**WHAT IS REQUIRED**:
Copy each line below that has "GoldfishTV".
[DATA FOR ANALYSIS Boundary: Start]
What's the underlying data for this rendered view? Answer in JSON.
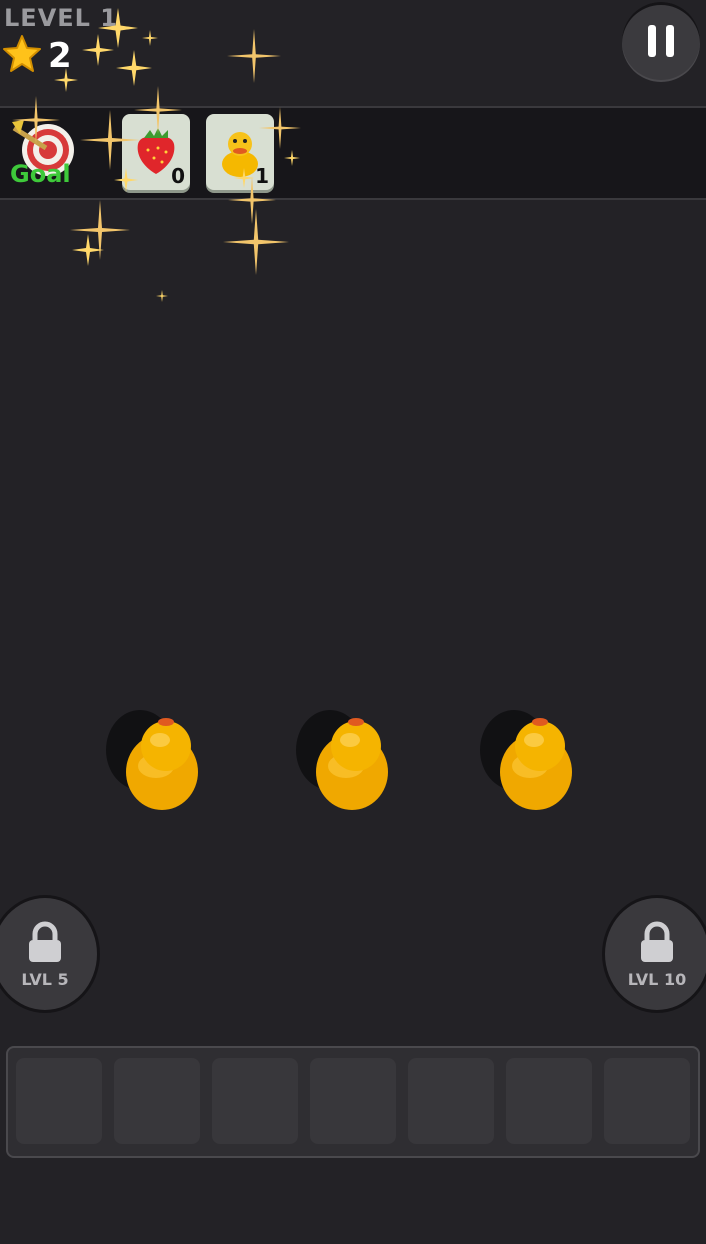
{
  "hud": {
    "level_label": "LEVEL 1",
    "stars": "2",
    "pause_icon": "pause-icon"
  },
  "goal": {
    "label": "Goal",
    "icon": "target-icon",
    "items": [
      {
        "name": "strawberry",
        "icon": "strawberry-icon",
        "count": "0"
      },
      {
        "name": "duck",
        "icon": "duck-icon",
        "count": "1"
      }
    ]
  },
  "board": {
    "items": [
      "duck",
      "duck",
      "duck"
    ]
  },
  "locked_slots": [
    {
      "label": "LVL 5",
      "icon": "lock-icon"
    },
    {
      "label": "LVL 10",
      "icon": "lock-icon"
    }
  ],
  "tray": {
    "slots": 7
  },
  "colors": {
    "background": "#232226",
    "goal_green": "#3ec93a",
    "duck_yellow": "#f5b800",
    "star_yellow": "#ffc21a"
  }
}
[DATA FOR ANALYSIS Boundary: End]
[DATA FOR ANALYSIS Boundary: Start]
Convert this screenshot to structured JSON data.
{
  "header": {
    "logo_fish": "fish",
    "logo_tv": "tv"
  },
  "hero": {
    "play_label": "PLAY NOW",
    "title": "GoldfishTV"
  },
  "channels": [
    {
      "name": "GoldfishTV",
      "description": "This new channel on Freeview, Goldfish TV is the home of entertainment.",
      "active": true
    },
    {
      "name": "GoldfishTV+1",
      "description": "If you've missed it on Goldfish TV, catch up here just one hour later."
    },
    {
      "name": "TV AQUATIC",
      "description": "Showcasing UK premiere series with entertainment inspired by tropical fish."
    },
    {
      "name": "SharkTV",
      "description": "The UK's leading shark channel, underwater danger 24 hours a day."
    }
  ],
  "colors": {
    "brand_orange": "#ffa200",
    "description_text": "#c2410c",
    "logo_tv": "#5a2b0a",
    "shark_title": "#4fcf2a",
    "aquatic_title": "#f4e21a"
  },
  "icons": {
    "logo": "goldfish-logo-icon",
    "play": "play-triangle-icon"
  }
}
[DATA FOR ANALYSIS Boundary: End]
**RESPONSE TO THE TASK**:
    "title": "GoldfishTV"
      "name": "GoldfishTV",
      "name": "GoldfishTV+1",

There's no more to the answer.